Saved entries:
"""

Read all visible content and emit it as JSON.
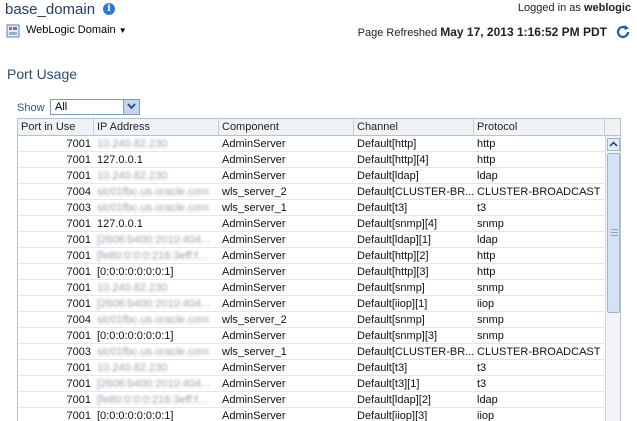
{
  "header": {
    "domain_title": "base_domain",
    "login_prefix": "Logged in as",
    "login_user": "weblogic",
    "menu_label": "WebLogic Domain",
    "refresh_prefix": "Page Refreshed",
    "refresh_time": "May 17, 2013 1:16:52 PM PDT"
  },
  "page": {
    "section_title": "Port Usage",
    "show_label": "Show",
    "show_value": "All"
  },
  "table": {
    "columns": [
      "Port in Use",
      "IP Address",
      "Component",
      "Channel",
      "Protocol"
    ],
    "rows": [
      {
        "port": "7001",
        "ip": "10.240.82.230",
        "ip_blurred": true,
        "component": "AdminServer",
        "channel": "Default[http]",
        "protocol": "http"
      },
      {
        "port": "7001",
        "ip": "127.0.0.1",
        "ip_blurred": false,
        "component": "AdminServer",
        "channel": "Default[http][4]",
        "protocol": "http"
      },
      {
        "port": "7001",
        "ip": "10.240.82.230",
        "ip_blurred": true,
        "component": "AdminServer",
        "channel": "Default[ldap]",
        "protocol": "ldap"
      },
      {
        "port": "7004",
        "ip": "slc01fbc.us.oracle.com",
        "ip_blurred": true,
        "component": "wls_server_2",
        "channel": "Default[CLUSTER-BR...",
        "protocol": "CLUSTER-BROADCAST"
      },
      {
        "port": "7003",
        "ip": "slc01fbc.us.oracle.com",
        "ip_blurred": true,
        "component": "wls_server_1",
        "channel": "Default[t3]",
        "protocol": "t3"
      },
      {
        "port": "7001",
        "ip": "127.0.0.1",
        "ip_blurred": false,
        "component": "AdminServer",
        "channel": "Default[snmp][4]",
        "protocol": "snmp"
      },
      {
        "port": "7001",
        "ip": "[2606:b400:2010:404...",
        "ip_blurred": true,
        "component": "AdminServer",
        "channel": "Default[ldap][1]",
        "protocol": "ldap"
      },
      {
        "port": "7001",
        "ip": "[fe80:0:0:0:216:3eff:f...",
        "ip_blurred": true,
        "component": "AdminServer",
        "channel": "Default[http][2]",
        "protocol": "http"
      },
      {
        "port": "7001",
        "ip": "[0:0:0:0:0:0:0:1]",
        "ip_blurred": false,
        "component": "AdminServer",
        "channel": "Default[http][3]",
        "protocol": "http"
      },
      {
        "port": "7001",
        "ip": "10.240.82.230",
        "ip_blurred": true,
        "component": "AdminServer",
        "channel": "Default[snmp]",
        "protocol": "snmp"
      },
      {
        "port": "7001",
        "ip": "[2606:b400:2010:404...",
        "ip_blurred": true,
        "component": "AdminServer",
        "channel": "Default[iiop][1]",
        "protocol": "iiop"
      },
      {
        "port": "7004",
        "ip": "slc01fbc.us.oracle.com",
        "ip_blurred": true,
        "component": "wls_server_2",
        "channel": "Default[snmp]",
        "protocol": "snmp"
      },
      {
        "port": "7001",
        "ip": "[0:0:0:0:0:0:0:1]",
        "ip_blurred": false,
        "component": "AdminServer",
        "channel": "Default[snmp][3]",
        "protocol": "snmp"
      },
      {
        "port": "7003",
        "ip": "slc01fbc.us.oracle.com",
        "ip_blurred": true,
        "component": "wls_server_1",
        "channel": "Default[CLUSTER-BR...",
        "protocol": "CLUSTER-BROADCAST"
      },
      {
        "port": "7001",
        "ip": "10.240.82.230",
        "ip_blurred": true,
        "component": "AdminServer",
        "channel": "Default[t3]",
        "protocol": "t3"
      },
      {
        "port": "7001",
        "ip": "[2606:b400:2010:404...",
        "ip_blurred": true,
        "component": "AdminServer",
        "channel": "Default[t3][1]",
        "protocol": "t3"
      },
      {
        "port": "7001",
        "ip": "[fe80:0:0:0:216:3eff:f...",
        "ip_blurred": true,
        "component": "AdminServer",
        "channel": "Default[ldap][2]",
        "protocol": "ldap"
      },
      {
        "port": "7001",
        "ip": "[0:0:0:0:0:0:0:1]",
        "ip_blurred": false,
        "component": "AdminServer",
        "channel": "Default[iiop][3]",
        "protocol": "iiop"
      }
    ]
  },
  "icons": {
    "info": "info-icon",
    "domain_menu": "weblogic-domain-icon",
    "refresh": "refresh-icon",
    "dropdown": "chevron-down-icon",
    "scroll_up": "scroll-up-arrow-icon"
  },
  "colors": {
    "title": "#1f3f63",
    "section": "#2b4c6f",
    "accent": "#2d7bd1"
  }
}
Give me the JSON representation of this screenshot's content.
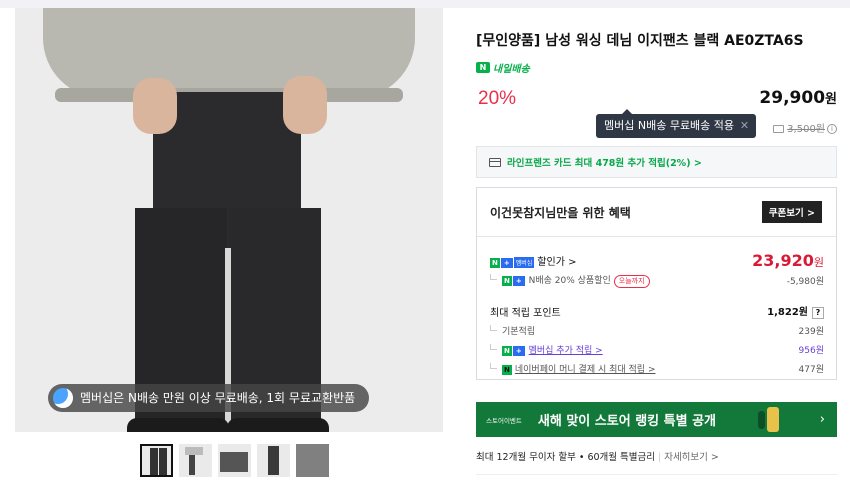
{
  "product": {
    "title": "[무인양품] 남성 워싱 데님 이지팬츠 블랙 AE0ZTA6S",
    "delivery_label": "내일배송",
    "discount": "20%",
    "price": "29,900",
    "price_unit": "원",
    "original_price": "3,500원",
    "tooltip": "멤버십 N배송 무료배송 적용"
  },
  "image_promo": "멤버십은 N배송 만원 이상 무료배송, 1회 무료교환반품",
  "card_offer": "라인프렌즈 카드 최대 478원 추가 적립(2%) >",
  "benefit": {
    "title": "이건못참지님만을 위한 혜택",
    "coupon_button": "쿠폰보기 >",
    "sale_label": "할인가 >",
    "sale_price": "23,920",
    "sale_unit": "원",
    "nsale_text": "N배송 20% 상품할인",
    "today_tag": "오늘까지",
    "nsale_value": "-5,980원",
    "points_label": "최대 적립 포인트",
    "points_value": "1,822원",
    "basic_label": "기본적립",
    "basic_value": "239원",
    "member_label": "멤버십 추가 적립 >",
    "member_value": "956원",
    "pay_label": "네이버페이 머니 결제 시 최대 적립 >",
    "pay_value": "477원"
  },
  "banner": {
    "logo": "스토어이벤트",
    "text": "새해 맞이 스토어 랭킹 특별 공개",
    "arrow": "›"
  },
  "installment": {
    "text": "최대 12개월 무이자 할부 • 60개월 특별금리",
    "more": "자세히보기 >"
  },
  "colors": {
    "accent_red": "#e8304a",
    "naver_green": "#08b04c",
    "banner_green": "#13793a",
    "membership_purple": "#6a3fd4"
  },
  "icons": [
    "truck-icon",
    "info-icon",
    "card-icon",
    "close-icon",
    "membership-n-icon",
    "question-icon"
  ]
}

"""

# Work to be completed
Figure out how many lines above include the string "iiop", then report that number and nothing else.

# Answer space
4